Irregularities or "sculpturing" such as ribs, spines and varices made by the snail changing the shape of the generating curve during the course of growth, for instance in the many species of Murex. Ontologic growth changes as the animal reaches adulthood. Good examples are the inward-coiled lip of the cowry; some of these factors can be modelled mathematically and programs exist to generate realistic images. Early work by David Raup on the analog computer revealed many possible combinations that were never adopted by any actual gastropod; some shell shapes are found more in certain environments, though there are many exceptions. Wave-washed high-energy environments, such as the rocky intertidal zone, are inhabited by snails whose shells have a wide aperture, a low surface area, a high growth rate per revolution. High-spired and sculptured forms become more common in quiet water environments; the shell of burrowing forms, such as the olive and Terebra, are smooth and lack elaborate sculpture, in order to decrease resistance when moving through sand.
On land, high-spired forms are associated with vertical surfaces, whereas flat-shelled snails tend to live on the ground. A few gastropods, for instance the Vermetidae, cement the shell to, grow along, solid surfaces such as rocks, or other shells. Most gastropod shells are spirally coiled; the majority of gastropod species have dextral shells, but a small minority of species and genera are always sinistral, a few species show a mixture of dextral and sinistral individuals. There occur aberrantly sinistral forms of dextral species and some of these are sought by shell collectors. If a coiled gastropod shell is held with the spire pointing upwards and the aperture more or less facing the observer, a dextral shell will have the aperture on the right-hand side, a sinistral shell will have the aperture on the left-hand side; this chirality of gastropods is sometimes overlooked when photographs of coiled gastropods are "flipped" by a non-expert prior to being used in a publication.
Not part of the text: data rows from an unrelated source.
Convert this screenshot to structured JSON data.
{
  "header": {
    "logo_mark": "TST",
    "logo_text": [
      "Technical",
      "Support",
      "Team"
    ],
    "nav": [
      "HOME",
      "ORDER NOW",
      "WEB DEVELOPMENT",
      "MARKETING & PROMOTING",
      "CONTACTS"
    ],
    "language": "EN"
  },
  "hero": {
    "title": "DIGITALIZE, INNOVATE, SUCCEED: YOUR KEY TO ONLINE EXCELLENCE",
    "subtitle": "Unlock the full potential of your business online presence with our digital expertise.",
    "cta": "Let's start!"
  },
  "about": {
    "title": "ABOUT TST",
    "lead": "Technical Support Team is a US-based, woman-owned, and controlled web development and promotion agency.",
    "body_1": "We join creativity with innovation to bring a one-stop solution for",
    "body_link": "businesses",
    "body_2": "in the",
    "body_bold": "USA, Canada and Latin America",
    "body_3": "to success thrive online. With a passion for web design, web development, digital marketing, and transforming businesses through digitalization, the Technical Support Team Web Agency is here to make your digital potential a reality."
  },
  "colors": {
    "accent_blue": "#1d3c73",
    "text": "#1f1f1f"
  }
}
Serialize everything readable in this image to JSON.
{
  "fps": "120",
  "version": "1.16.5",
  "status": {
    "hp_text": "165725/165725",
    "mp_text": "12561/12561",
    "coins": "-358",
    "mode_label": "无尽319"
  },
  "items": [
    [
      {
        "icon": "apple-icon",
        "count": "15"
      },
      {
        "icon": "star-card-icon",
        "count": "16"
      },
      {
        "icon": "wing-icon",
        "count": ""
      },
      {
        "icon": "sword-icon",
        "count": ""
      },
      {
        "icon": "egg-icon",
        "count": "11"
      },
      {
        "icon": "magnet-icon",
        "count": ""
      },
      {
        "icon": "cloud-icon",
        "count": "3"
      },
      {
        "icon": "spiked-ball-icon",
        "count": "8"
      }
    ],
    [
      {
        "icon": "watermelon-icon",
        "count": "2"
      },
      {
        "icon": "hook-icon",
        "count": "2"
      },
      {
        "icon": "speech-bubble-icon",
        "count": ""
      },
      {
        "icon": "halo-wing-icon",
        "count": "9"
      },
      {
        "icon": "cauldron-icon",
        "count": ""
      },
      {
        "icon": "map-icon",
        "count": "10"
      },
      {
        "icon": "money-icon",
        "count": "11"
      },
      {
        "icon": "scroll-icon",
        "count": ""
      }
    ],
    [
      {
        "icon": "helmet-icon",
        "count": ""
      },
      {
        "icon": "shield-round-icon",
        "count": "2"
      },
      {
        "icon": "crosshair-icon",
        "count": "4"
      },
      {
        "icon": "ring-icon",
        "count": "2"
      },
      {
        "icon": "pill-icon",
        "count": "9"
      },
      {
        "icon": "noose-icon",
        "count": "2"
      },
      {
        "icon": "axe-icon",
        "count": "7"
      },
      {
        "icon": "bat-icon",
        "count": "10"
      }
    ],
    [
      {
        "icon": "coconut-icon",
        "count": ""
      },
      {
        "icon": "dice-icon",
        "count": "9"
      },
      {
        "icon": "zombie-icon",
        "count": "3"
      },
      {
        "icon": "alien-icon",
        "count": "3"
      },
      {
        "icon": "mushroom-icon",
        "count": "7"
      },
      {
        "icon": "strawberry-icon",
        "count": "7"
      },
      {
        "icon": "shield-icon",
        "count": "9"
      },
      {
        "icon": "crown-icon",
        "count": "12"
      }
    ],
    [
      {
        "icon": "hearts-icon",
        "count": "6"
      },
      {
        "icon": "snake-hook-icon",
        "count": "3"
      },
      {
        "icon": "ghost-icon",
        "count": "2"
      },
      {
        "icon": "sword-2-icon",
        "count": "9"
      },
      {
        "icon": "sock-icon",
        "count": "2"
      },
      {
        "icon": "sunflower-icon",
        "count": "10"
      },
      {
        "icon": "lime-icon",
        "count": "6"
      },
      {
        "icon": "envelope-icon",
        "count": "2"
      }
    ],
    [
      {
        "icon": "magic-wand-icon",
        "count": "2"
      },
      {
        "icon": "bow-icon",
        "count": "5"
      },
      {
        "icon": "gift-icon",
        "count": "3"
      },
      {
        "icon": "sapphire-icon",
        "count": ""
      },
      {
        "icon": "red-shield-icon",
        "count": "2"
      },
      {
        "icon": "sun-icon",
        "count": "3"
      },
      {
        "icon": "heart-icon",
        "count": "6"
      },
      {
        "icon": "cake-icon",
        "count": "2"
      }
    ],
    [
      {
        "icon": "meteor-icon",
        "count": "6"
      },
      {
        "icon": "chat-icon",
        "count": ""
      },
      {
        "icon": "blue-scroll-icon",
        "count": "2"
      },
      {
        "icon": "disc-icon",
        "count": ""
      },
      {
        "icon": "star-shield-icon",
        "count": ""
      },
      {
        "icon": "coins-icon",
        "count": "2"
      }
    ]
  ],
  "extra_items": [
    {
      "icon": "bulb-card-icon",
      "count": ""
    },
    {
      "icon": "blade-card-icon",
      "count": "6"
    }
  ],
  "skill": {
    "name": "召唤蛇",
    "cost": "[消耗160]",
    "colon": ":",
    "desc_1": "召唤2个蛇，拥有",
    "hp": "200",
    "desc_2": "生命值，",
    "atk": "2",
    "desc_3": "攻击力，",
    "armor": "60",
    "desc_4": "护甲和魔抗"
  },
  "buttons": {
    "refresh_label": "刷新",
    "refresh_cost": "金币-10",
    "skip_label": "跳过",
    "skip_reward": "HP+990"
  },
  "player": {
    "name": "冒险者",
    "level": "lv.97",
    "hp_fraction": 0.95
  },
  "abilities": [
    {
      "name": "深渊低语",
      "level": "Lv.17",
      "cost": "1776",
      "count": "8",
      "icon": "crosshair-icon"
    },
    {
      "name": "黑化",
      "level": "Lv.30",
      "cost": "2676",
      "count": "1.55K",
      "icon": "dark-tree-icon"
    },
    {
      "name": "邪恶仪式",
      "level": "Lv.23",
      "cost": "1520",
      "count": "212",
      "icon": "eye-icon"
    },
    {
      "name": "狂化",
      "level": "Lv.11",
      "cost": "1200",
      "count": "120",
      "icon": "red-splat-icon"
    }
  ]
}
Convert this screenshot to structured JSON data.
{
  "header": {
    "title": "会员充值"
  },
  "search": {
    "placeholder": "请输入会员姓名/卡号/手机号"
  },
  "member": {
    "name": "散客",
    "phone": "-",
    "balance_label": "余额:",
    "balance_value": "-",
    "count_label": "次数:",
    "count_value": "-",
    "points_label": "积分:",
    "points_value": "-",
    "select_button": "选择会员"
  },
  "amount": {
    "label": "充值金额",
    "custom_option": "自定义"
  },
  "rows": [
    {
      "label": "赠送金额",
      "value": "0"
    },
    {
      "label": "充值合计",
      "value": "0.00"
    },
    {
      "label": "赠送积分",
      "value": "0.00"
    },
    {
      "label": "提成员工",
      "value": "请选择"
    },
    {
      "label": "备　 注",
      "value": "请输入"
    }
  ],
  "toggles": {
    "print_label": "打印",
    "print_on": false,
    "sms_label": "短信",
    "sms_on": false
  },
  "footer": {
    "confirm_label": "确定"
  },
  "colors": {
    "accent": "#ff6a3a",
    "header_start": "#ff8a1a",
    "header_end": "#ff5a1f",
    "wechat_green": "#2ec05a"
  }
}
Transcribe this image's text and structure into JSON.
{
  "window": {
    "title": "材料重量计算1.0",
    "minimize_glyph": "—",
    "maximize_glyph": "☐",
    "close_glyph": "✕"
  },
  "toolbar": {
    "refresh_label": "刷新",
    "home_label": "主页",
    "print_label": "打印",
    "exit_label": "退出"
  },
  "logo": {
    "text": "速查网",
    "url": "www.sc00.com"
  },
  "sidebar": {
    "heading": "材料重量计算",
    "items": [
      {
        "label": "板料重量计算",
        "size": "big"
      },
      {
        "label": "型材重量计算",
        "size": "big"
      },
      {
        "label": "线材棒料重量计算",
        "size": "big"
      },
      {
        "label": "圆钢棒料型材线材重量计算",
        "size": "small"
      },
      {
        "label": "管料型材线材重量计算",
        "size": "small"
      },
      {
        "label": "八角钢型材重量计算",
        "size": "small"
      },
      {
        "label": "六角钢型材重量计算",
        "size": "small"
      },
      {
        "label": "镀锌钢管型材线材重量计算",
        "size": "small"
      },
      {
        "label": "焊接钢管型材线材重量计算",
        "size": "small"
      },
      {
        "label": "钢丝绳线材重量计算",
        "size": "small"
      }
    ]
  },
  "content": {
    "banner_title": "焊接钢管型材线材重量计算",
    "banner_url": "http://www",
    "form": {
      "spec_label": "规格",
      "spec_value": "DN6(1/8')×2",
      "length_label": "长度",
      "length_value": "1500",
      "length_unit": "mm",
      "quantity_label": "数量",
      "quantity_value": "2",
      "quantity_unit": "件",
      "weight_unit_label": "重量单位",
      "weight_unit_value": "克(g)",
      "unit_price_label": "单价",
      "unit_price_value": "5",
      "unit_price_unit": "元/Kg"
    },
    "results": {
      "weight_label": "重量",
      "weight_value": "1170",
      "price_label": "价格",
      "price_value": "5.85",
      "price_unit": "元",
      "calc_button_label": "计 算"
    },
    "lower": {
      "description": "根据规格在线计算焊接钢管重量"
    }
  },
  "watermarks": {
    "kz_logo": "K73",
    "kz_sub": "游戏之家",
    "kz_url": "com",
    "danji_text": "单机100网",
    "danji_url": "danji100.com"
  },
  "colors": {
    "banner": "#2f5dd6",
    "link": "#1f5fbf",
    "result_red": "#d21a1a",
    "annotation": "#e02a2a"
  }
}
This image "flipping" results in a normal dextral gastropod appearing to be a rare or abnormal sinistral one.
Sinistrality arose independently 19 times among marine gastropods since the start of the Cenozoic. This left-handedness seems to be more common in land pulmonates, but still the dextral living species in gastropods seem to account for 99% of the total number. The chirality in gastropods appears in the gene NODAL is involved. A more recent study correlates the asymmetric coiling of the shell by the left-right asymmetric expression of the decapentaplegic gene in the mantle. In a few cases, both left- and right-handed coiling are found in the same population. Sinistral mutants of dextral species and dextral mutants of sinistral species are rare but well documented occurrences among land snails in general. Populations or species with mixed coiling are much rarer, and, so far as is known, are confined, with one exception, to a few genera of arboreal tropical snails. Besides Amphidromus, the Cuban Liguus vittatus, Haitian Liguus virgineus, some Hawaiian Partulina and many Hawaiian Achatinella, as well as several species of Pacific islands Partula, are known to have mixed dextral-sinistral populations.
A possible exception may concern some of the European clausiliids of the subfamily Alopiinae. They are ob